After being injured by a roadside bomb in Iraq three weeks ago, Athol resident Spc. Ryan Rickel has returned to Fort Lewis, Wash., and is recovering quickly from his wounds, said his father, Randy Rickel. The 2002 Lakeland High School graduate was seriously injured when four pieces of shrapnel pierced his body armor and a fifth went through his arm. The concussion of the bomb blast was strong enough that Rickel's lungs collapsed, his father said.
Millions of scrawny, spindly trees choking Western forests could soon be harnessed as a clean source of renewable energy, according to researchers at the University of Washington. A process has been developed to quickly convert even the smallest trees and branches into methanol, which is used as a power source for fuel cell technology, said Kristiina Vogt, professor at the University of Washington's College of Forest Resources. All of this can be done without adding carbon dioxide to the atmosphere.
A Spokane conservation group staked a mining claim across the street from one of Coeur d'Alene's most exclusive subdivisions Thursday, hoping to draw attention to what it considers outdated federal mining laws.
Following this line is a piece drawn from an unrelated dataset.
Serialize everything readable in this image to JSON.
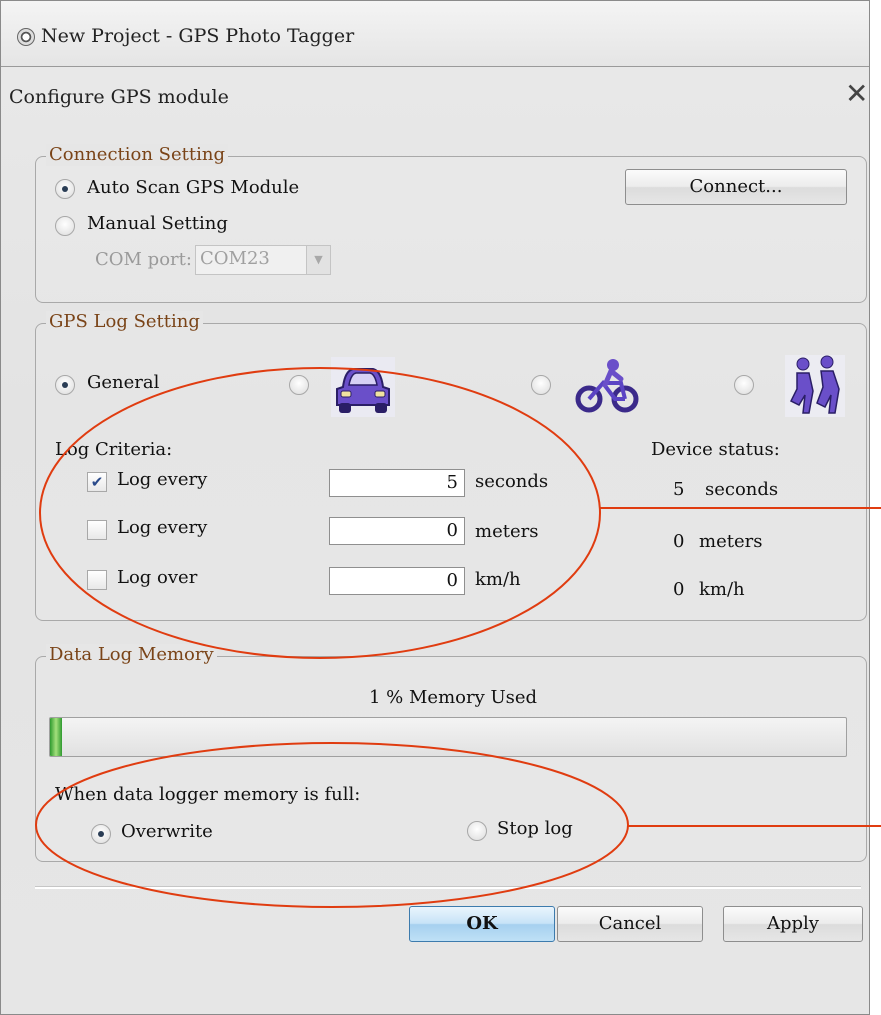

The Lands Council named their official mineral lode claim, "Time for 1872 Law Reform," referencing a law that has received little update since its passage. The claim was staked on 20 acres of U.S. Forest Service land across the street from mansions overlooking Hayden Lake.